++++ Data shown ++++
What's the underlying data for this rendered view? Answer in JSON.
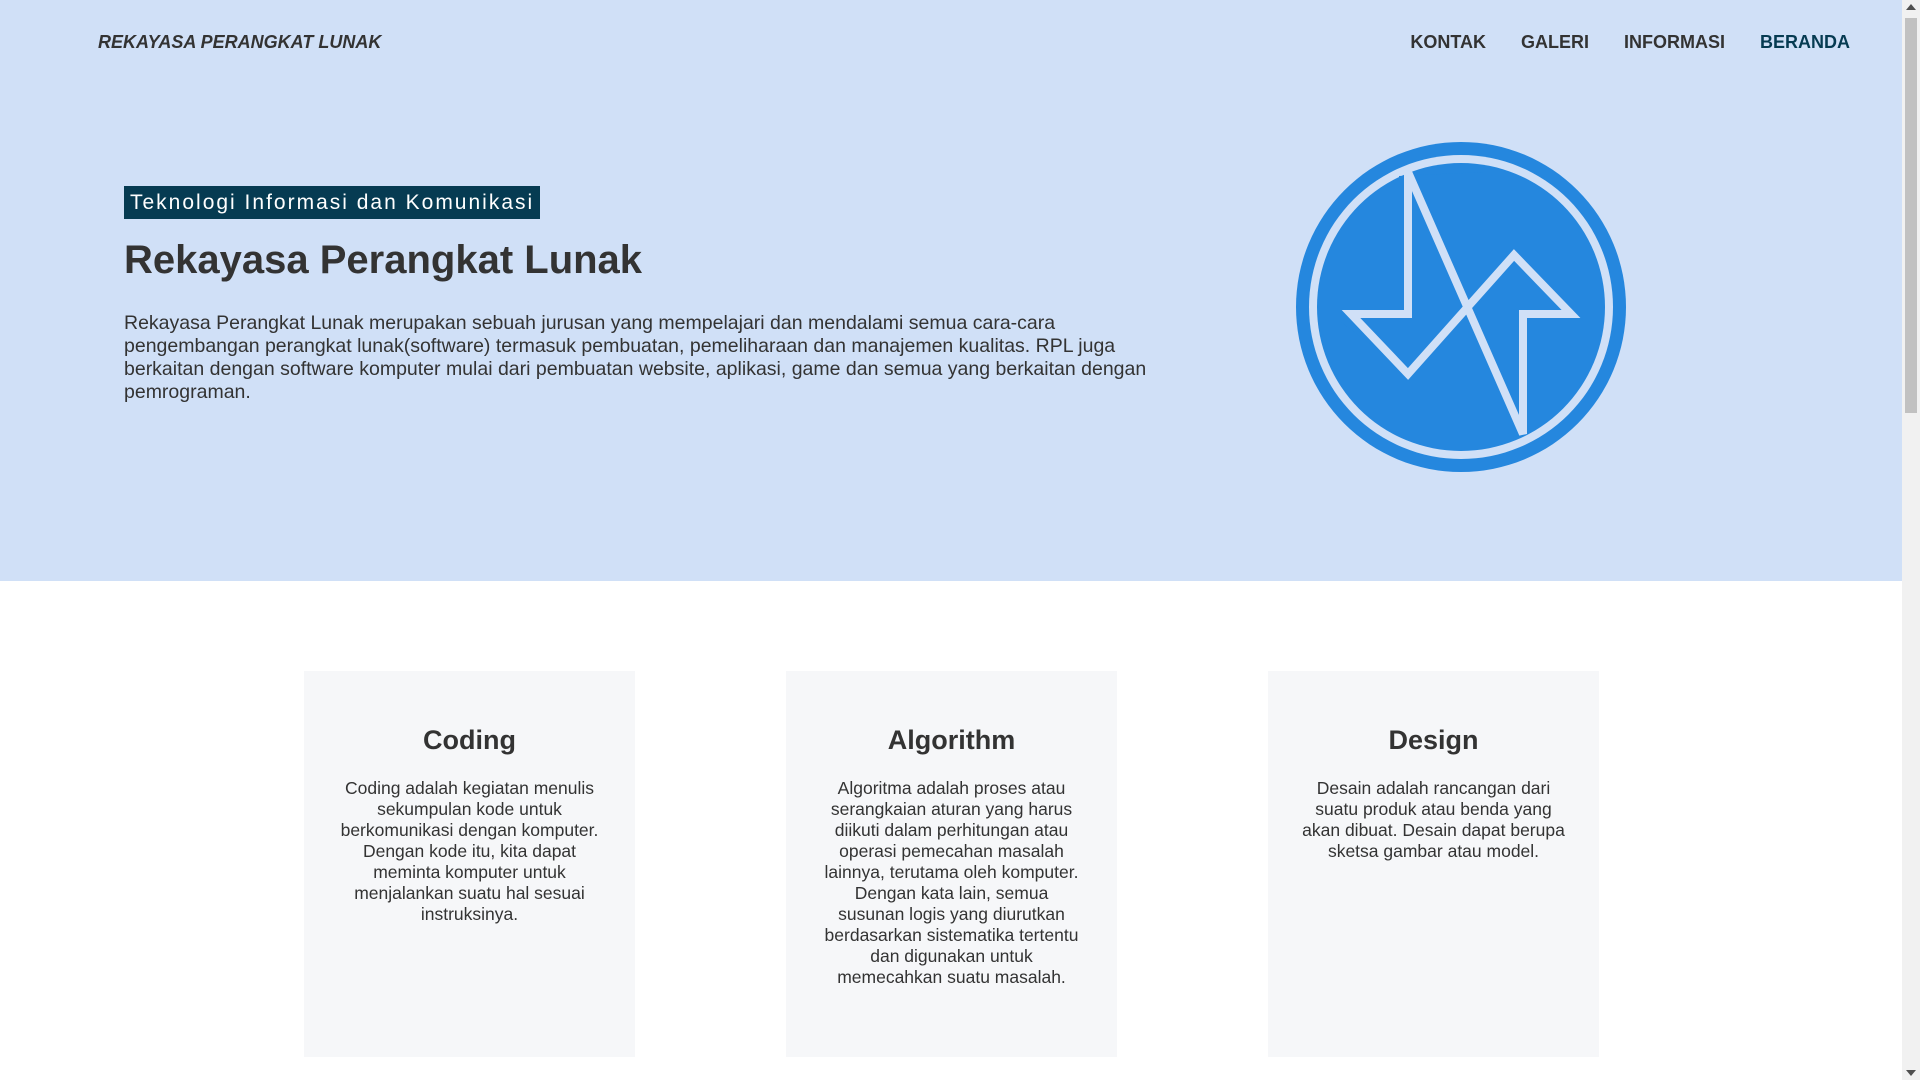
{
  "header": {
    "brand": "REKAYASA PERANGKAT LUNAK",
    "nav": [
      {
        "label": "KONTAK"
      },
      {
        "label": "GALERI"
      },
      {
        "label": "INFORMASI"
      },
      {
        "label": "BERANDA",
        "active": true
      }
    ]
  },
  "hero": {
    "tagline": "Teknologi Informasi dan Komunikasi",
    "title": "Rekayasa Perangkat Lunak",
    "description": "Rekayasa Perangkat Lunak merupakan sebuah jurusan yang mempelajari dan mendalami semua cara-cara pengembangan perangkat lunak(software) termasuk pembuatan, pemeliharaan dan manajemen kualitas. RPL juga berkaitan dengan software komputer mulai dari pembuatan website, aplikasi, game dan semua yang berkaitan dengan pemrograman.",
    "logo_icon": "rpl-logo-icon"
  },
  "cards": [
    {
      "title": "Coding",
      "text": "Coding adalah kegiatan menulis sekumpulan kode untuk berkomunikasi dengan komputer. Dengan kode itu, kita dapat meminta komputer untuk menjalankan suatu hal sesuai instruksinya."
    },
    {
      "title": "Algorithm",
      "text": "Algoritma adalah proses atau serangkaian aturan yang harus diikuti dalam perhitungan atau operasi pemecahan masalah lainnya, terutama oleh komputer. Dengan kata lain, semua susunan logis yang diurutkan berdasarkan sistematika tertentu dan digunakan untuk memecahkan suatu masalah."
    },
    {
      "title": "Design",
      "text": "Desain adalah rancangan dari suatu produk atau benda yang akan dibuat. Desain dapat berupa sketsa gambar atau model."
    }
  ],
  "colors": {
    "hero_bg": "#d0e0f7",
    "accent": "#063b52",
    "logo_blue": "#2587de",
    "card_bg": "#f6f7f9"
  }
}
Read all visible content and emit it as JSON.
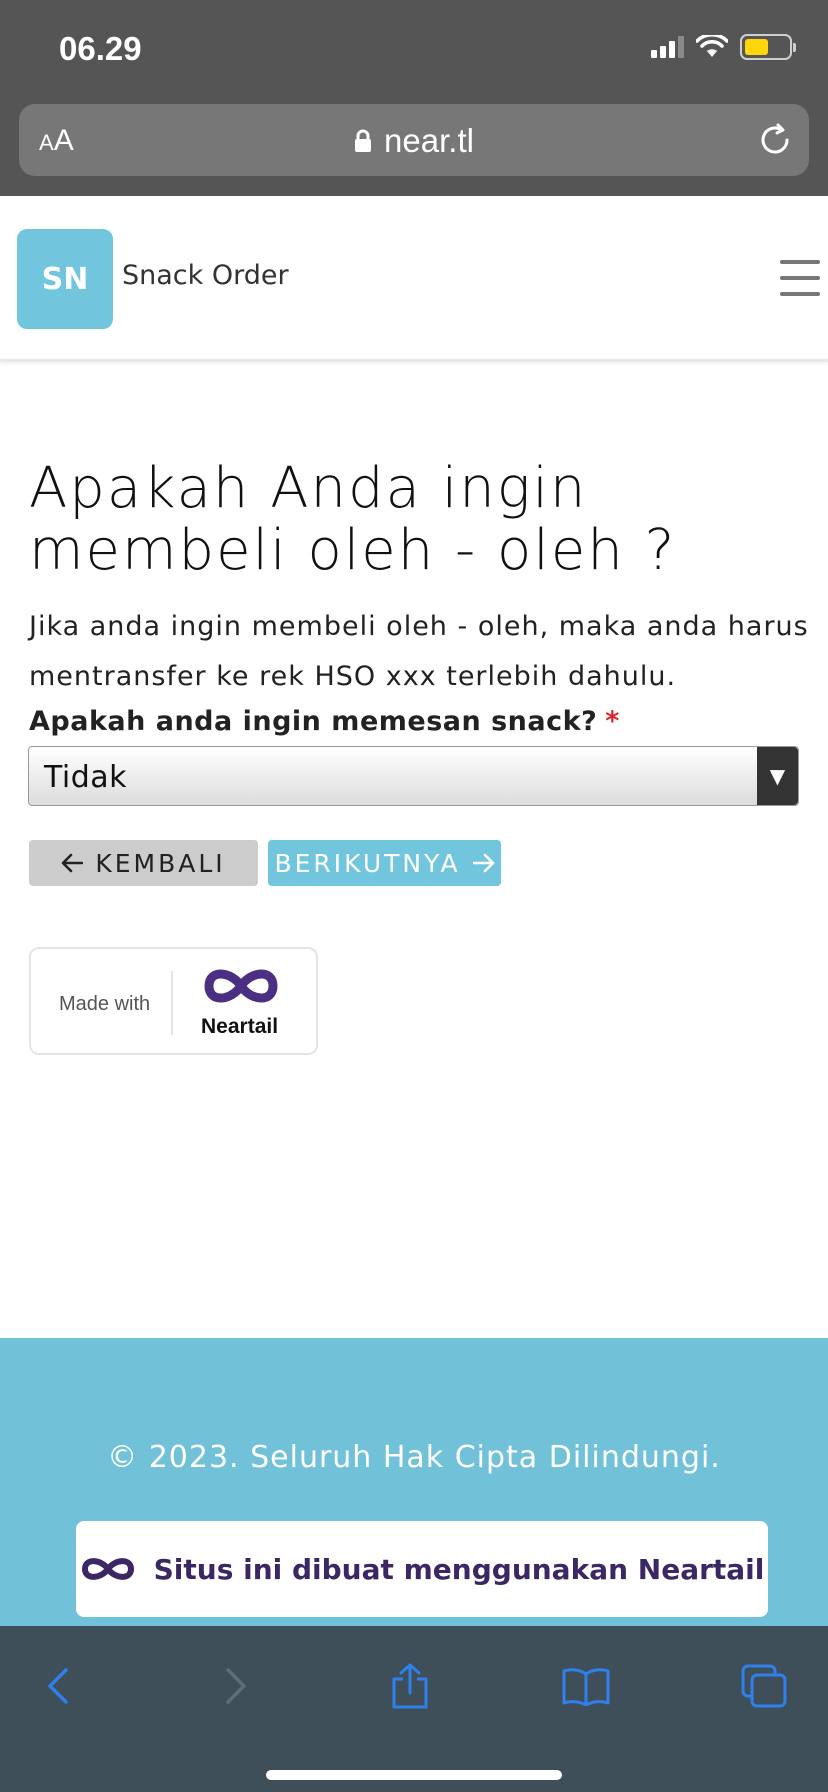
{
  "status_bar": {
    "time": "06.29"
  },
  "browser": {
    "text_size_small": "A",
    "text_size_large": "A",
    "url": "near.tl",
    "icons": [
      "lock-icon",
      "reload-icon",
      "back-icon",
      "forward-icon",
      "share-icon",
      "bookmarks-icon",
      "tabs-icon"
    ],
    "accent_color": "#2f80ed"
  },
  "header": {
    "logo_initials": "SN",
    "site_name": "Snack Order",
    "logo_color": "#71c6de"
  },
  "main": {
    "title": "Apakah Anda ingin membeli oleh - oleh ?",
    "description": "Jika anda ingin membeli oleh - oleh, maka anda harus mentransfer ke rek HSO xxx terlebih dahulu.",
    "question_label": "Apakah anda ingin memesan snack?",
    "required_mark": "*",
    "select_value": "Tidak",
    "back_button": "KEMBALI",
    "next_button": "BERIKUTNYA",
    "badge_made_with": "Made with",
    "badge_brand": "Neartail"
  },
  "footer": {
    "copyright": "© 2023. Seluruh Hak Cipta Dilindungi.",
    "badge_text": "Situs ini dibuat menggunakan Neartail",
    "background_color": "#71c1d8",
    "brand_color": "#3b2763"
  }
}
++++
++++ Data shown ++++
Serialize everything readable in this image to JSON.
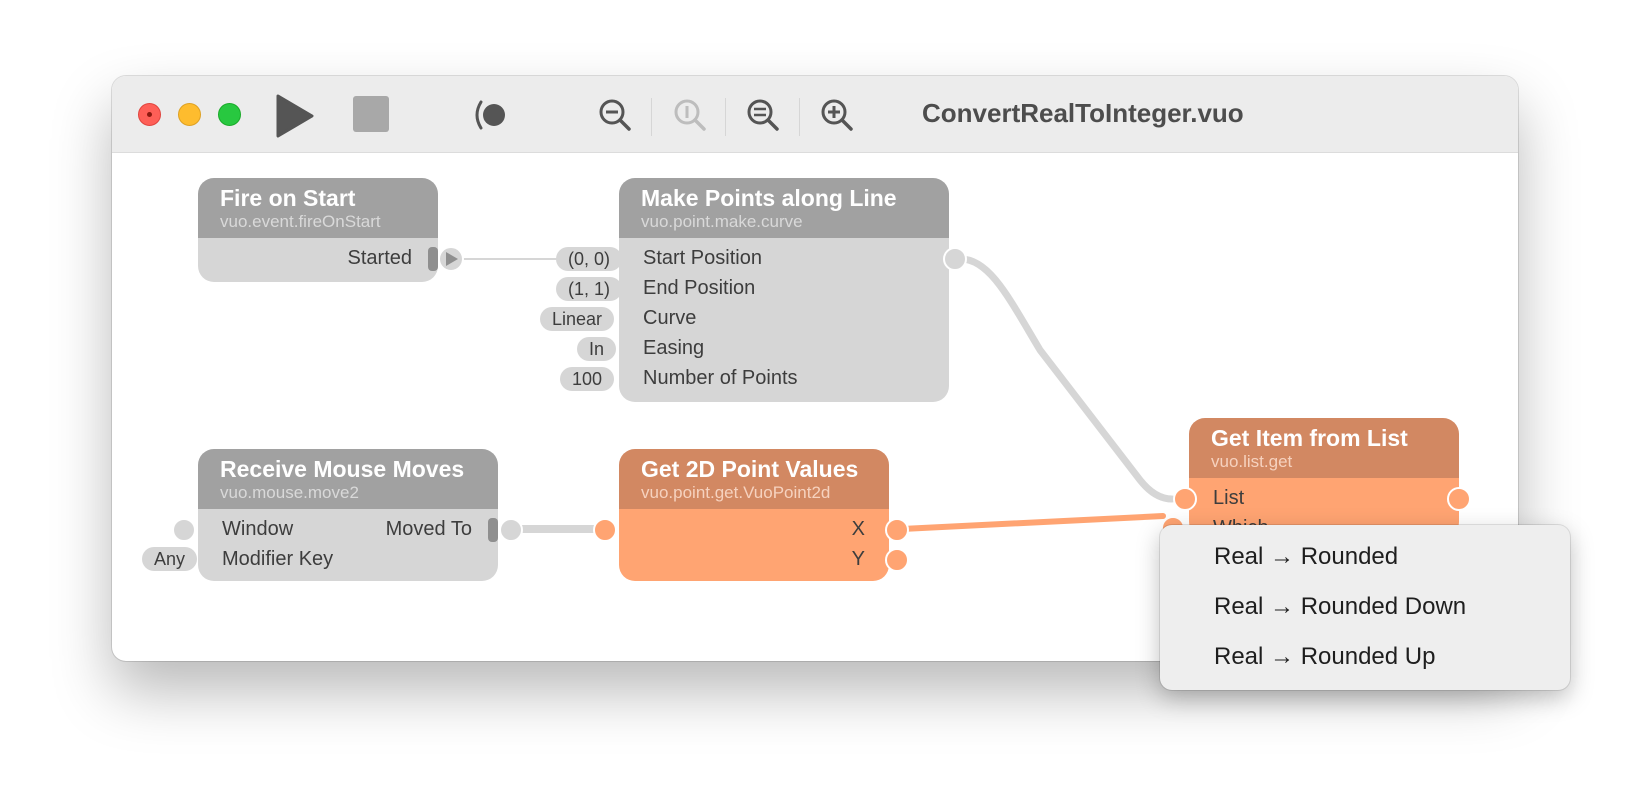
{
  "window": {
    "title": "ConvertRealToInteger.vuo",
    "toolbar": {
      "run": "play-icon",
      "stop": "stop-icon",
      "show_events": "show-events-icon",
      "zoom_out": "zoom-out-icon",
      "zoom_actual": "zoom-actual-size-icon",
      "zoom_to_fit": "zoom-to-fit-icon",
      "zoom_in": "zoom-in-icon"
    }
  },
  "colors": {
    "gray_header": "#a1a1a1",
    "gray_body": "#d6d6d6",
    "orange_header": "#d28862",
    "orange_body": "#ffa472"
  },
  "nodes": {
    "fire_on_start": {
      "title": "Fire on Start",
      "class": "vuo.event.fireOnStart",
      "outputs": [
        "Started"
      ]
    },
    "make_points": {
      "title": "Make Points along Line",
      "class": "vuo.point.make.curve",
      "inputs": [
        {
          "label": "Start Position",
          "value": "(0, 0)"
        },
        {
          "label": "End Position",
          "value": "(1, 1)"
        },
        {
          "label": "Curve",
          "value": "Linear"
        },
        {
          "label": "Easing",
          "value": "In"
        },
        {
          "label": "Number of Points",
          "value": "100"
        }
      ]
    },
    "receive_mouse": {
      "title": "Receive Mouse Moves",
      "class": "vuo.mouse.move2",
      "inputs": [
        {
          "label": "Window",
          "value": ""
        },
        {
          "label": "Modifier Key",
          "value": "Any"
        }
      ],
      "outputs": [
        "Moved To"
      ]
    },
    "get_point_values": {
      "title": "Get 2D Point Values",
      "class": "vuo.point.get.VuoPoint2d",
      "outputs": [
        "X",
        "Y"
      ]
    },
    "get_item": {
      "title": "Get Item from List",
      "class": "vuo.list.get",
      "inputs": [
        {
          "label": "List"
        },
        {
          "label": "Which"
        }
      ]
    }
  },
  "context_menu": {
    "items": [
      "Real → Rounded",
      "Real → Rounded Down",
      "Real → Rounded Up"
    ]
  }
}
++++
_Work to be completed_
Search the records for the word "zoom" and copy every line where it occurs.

_Your response_
      "zoom_out": "zoom-out-icon",
      "zoom_actual": "zoom-actual-size-icon",
      "zoom_to_fit": "zoom-to-fit-icon",
      "zoom_in": "zoom-in-icon"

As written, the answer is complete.